Scan the records below. List lines holding "title".

> _THE RECORDS_:
'''
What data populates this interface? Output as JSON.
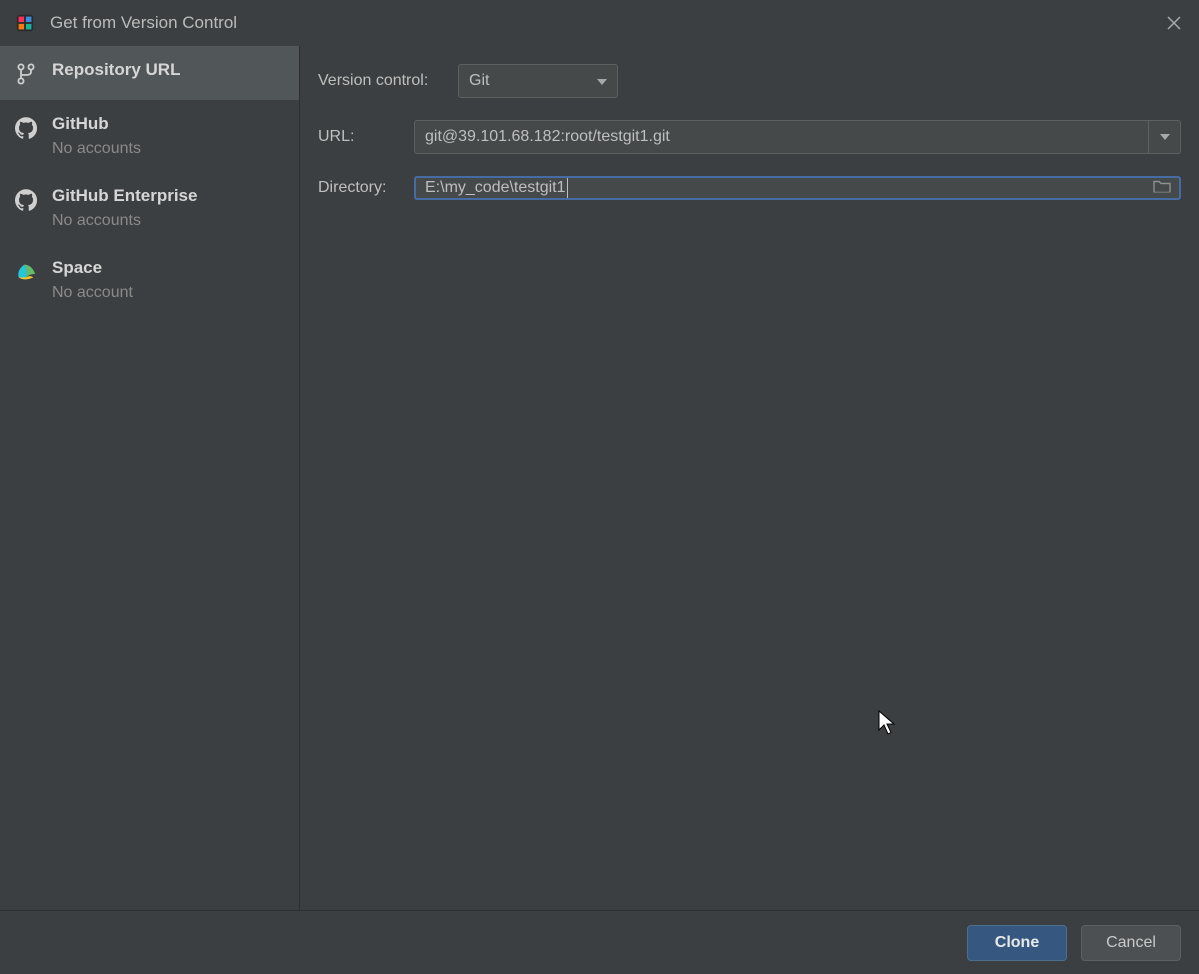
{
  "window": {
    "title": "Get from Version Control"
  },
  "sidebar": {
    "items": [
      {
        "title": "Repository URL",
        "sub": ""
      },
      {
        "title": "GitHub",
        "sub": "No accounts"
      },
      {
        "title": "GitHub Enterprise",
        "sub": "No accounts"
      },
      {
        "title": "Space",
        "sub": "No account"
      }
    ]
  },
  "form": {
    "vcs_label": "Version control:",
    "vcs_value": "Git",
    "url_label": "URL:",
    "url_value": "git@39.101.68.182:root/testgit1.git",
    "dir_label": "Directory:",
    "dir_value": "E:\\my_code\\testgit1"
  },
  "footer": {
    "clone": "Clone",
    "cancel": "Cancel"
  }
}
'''
> _RESPONSE BOX_:
    "title": "Get from Version Control"
        "title": "Repository URL",
        "title": "GitHub",
        "title": "GitHub Enterprise",
        "title": "Space",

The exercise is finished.